• **Data listing**:
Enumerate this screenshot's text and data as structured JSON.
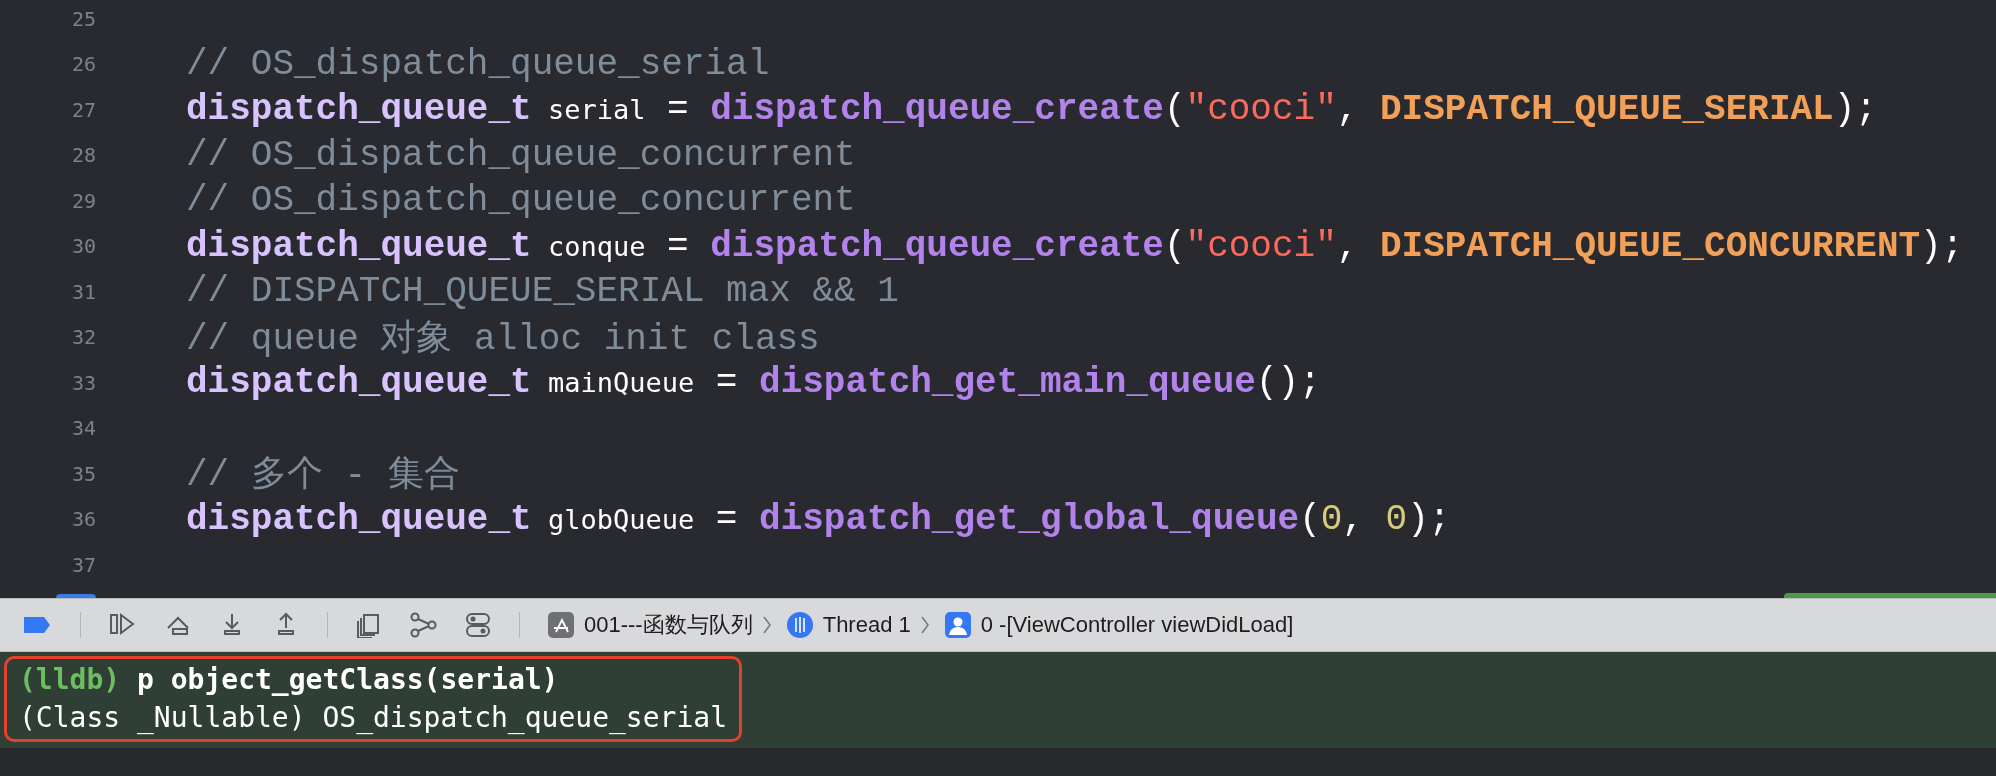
{
  "editor": {
    "lines": [
      {
        "number": "25"
      },
      {
        "number": "26",
        "tokens": [
          {
            "kind": "comment",
            "text": "// OS_dispatch_queue_serial"
          }
        ]
      },
      {
        "number": "27",
        "tokens": [
          {
            "kind": "type",
            "text": "dispatch_queue_t"
          },
          {
            "kind": "var",
            "text": " serial"
          },
          {
            "kind": "plain",
            "text": " = "
          },
          {
            "kind": "func",
            "text": "dispatch_queue_create"
          },
          {
            "kind": "plain",
            "text": "("
          },
          {
            "kind": "string",
            "text": "\"cooci\""
          },
          {
            "kind": "plain",
            "text": ", "
          },
          {
            "kind": "macro",
            "text": "DISPATCH_QUEUE_SERIAL"
          },
          {
            "kind": "plain",
            "text": ");"
          }
        ]
      },
      {
        "number": "28",
        "tokens": [
          {
            "kind": "comment",
            "text": "// OS_dispatch_queue_concurrent"
          }
        ]
      },
      {
        "number": "29",
        "tokens": [
          {
            "kind": "comment",
            "text": "// OS_dispatch_queue_concurrent"
          }
        ]
      },
      {
        "number": "30",
        "tokens": [
          {
            "kind": "type",
            "text": "dispatch_queue_t"
          },
          {
            "kind": "var",
            "text": " conque"
          },
          {
            "kind": "plain",
            "text": " = "
          },
          {
            "kind": "func",
            "text": "dispatch_queue_create"
          },
          {
            "kind": "plain",
            "text": "("
          },
          {
            "kind": "string",
            "text": "\"cooci\""
          },
          {
            "kind": "plain",
            "text": ", "
          },
          {
            "kind": "macro",
            "text": "DISPATCH_QUEUE_CONCURRENT"
          },
          {
            "kind": "plain",
            "text": ");"
          }
        ]
      },
      {
        "number": "31",
        "tokens": [
          {
            "kind": "comment",
            "text": "// DISPATCH_QUEUE_SERIAL max && 1"
          }
        ]
      },
      {
        "number": "32",
        "tokens": [
          {
            "kind": "comment",
            "text": "// queue 对象 alloc init class"
          }
        ]
      },
      {
        "number": "33",
        "tokens": [
          {
            "kind": "type",
            "text": "dispatch_queue_t"
          },
          {
            "kind": "var",
            "text": " mainQueue"
          },
          {
            "kind": "plain",
            "text": " = "
          },
          {
            "kind": "func",
            "text": "dispatch_get_main_queue"
          },
          {
            "kind": "plain",
            "text": "();"
          }
        ]
      },
      {
        "number": "34"
      },
      {
        "number": "35",
        "tokens": [
          {
            "kind": "comment",
            "text": "// 多个 - 集合"
          }
        ]
      },
      {
        "number": "36",
        "tokens": [
          {
            "kind": "type",
            "text": "dispatch_queue_t"
          },
          {
            "kind": "var",
            "text": " globQueue"
          },
          {
            "kind": "plain",
            "text": " = "
          },
          {
            "kind": "func",
            "text": "dispatch_get_global_queue"
          },
          {
            "kind": "plain",
            "text": "("
          },
          {
            "kind": "number",
            "text": "0"
          },
          {
            "kind": "plain",
            "text": ", "
          },
          {
            "kind": "number",
            "text": "0"
          },
          {
            "kind": "plain",
            "text": ");"
          }
        ]
      },
      {
        "number": "37"
      }
    ]
  },
  "debug_bar": {
    "breakpoints_active": true,
    "breadcrumbs": [
      {
        "kind": "app",
        "label": "001---函数与队列"
      },
      {
        "kind": "thread",
        "label": "Thread 1"
      },
      {
        "kind": "frame",
        "label": "0 -[ViewController viewDidLoad]"
      }
    ]
  },
  "console": {
    "highlighted": true,
    "lines": [
      {
        "prompt": "(lldb)",
        "text": " p object_getClass(serial)"
      },
      {
        "text": "(Class _Nullable) OS_dispatch_queue_serial"
      }
    ]
  }
}
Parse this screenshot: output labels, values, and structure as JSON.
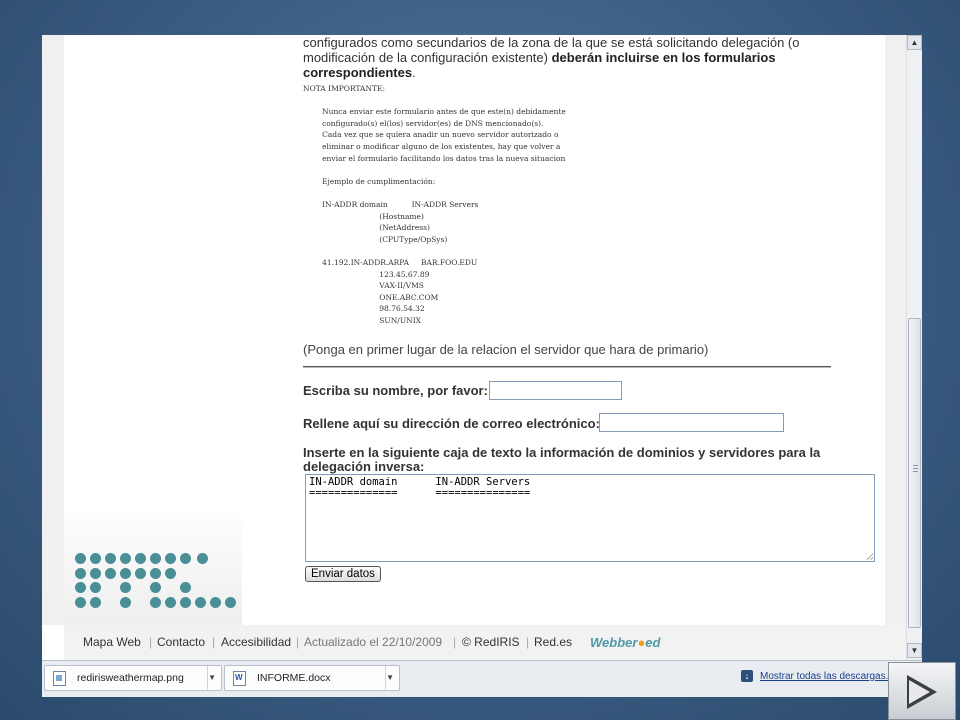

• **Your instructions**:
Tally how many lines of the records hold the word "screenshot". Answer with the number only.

• **Result for this task**:
2